I didn’t foresee the job of a manager as something I would have enjoyed doing for years. I don’t like being mediocre at the things I do so I planned to be a PM for at least 10 years but having worked with several of them before I just knew I couldn’t do it.

There are two schools of thought about competency levels: improve your weaknesses and play to your strengths. I chose the latter.

I have weaknesses that I need to correct in order to become better at the things I consider to be my strengths. I’m working on those, but for the foreseeable future, I will no longer become average at a lot of things in detriment of being great at a few things.

This post is not a rant against PMs by any means. I think their job is extremely important for the success of a project. I had great experiences working with them and I learned to respect and admire a few that I got the chance to meet outside of strictly work environments. This post is about my personal realization that I would have made a bad PM considering the things I enjoy are not aligned with what they do day-to-day in order to succeed in their jobs.

Having a purpose

I don’t know how to operate without the thing that I’m doing having a reason to be done. This way of thinking served me well over the years to help my career remain on track towards an always improving goal.

I think giving people a purpose and meaning it helps them be more productive and achieve more. It gives them a sense of belonging and that the effort they are doing is for a bigger cause. The effect is often that they get significantly better at everything.

The purpose has to be sincere. Smart people know when you are faking it and you have to really want them to succeed even if that means they may leave you someday to go pursue greater opportunities.

One of the hardest jobs I have as the CEO of Toky is to keep people motivated and wanting to continue fighting for our cause. I can’t fake enthusiasm so the only way I can convey it to the team is by finding a way of never running out of it. This, of course, hasn’t been an easy task as I felt let down, doubted myself, and got tired on numerous occasions over the years but the practice of remembering what’s our purpose helped me continue fighting.

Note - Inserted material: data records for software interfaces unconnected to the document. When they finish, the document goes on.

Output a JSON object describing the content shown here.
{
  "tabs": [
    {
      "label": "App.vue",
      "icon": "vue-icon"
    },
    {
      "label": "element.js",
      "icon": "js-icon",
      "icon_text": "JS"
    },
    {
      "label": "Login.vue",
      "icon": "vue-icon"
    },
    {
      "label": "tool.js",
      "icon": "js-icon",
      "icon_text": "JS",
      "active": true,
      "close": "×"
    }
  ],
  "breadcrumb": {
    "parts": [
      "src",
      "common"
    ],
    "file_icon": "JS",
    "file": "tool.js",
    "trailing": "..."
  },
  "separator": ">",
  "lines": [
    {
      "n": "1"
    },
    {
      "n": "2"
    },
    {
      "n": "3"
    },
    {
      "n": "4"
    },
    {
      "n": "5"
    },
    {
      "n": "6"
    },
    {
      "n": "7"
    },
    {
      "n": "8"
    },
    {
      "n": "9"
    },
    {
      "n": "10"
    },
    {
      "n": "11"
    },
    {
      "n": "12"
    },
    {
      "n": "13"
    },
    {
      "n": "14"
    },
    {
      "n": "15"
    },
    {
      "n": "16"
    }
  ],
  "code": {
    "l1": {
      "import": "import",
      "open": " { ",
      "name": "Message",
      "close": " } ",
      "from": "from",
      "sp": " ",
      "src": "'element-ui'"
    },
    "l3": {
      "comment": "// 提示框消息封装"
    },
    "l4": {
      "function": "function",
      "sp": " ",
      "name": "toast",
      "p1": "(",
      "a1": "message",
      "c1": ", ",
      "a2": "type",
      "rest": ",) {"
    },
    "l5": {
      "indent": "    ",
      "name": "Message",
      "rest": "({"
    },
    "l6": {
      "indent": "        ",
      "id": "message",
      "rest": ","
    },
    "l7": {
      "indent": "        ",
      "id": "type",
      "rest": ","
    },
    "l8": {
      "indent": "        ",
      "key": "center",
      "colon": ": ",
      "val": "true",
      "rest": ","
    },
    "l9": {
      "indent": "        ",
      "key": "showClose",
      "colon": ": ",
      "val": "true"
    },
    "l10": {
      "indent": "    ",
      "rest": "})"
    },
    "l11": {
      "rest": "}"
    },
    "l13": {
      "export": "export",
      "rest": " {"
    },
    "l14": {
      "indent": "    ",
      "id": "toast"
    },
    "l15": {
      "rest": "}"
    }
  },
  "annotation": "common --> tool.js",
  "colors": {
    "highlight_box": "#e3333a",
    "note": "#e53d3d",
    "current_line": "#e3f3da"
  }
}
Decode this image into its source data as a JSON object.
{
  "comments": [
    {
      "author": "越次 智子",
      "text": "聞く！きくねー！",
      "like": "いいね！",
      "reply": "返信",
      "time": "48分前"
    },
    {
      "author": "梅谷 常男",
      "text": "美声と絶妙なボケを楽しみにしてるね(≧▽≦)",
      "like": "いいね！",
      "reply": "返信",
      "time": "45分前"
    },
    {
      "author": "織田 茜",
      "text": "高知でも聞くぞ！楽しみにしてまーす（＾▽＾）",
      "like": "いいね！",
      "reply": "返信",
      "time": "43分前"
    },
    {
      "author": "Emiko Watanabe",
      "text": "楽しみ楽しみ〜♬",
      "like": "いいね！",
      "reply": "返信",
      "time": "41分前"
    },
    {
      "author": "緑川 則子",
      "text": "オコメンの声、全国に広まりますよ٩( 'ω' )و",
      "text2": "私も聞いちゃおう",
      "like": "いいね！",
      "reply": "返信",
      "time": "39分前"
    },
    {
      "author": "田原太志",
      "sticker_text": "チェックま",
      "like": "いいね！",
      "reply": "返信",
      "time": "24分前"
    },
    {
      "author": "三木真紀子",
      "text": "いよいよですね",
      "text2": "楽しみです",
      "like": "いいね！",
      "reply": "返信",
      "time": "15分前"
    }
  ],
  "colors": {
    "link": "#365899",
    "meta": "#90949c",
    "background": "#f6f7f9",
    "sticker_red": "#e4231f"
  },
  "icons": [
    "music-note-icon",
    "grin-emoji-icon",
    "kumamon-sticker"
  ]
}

The awesome team that made Toky successful that Oscar (my co-founder) and I were able to assemble stayed with us because we all genuinely believe in the cause. We all have the same purpose and it’s 100% sincere.

We oftentimes talk about the future and what’s next and how the things we do and learn today by solving the hard problems of building Toky will make us better professionals.

We want Toky to be the platform our team uses to succeed in life and although that means we may have to say goodbye to one of us eventually, we realize this is part of the natural cycle of life and that is my job to make Toky continuously motivating and challenging to keep our team happy so that we can compete for their talent.

Compounding effort

A tiny improvement you do today that you are able to sustain continuously over a long period of time will have an effect so big in size that it will be hard to recognize it started so small.

Writing is one of those things I’m trying to compound. Each post you read here in five minutes took me, on average, two hours to write. It really is hard for me but the potential benefits of being able to share ideas in an easy to digest way are very well worth it even if I need to do this for ten years until I am able to see results.

I know the effect is real and that it works.

Twenty years ago it was my interest in science and computers, ten years ago it was telephony, and ten years from now I’m still not sure but I’m working on it. I’m probably not going to become a writer but writing is a tool I will need for sure so here I am trying to make it work.

If you are unsure about that thing you did ten years ago that put you where you are today, be that in a good place or otherwise, I recommend you give a read to a book called Outliers, by Malcolm Gladwell. It’s a great book that helped me find an explanation about why some things happen the way they do.

The idea of making these tiny efforts today is to put yourself in the position to be lucky in the future. We can’t predict it but we have a fair level of control over how prepared we are going to arrive at it. That’s the single biggest reason to do the effort today.

We may fail at the end, but it won’t be for lack of trying.